------ Data for the task ------
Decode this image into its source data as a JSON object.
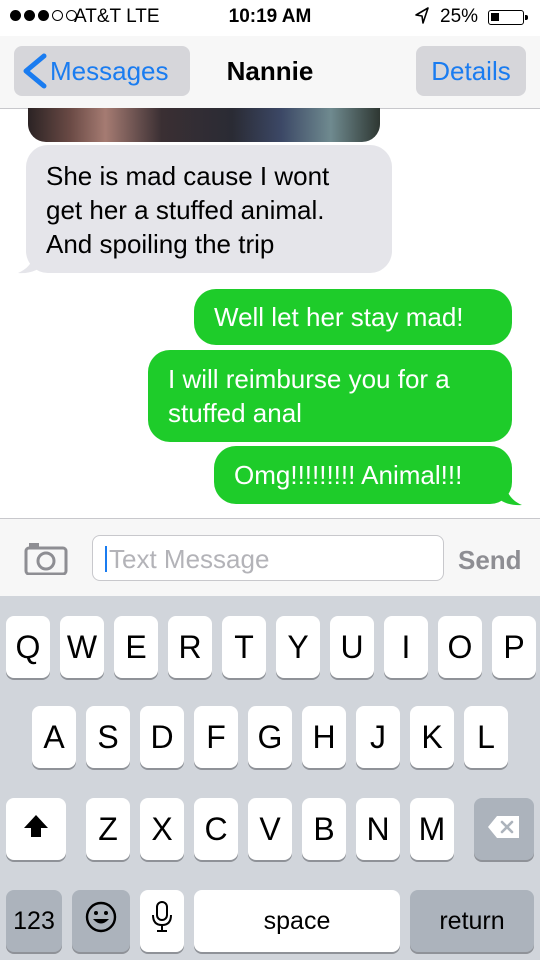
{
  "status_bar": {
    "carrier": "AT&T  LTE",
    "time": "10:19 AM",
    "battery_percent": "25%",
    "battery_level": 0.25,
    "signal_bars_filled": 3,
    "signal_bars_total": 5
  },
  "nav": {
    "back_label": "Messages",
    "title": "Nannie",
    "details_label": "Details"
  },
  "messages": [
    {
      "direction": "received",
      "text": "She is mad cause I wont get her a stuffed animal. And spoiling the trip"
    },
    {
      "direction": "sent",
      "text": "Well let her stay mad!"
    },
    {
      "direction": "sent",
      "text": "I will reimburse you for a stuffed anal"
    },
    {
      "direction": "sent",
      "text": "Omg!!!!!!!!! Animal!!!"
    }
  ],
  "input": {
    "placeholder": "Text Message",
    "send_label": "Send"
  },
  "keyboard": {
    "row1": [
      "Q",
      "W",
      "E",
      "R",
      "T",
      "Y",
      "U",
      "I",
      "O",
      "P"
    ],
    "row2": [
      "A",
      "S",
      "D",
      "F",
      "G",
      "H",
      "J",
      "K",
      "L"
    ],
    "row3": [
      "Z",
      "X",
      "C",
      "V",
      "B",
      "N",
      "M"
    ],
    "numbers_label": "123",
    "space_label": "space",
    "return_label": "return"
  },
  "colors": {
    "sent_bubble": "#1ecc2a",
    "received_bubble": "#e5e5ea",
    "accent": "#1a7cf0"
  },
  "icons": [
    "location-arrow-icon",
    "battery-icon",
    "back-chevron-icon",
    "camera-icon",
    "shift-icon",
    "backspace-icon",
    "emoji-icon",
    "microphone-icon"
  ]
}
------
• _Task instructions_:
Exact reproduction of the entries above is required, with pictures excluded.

• _Answer to this task_:
Decode this image into its source data as a JSON object.
{
  "status_bar": {
    "carrier": "AT&T  LTE",
    "time": "10:19 AM",
    "battery_percent": "25%",
    "battery_level": 0.25,
    "signal_bars_filled": 3,
    "signal_bars_total": 5
  },
  "nav": {
    "back_label": "Messages",
    "title": "Nannie",
    "details_label": "Details"
  },
  "messages": [
    {
      "direction": "received",
      "text": "She is mad cause I wont get her a stuffed animal. And spoiling the trip"
    },
    {
      "direction": "sent",
      "text": "Well let her stay mad!"
    },
    {
      "direction": "sent",
      "text": "I will reimburse you for a stuffed anal"
    },
    {
      "direction": "sent",
      "text": "Omg!!!!!!!!! Animal!!!"
    }
  ],
  "input": {
    "placeholder": "Text Message",
    "send_label": "Send"
  },
  "keyboard": {
    "row1": [
      "Q",
      "W",
      "E",
      "R",
      "T",
      "Y",
      "U",
      "I",
      "O",
      "P"
    ],
    "row2": [
      "A",
      "S",
      "D",
      "F",
      "G",
      "H",
      "J",
      "K",
      "L"
    ],
    "row3": [
      "Z",
      "X",
      "C",
      "V",
      "B",
      "N",
      "M"
    ],
    "numbers_label": "123",
    "space_label": "space",
    "return_label": "return"
  },
  "colors": {
    "sent_bubble": "#1ecc2a",
    "received_bubble": "#e5e5ea",
    "accent": "#1a7cf0"
  },
  "icons": [
    "location-arrow-icon",
    "battery-icon",
    "back-chevron-icon",
    "camera-icon",
    "shift-icon",
    "backspace-icon",
    "emoji-icon",
    "microphone-icon"
  ]
}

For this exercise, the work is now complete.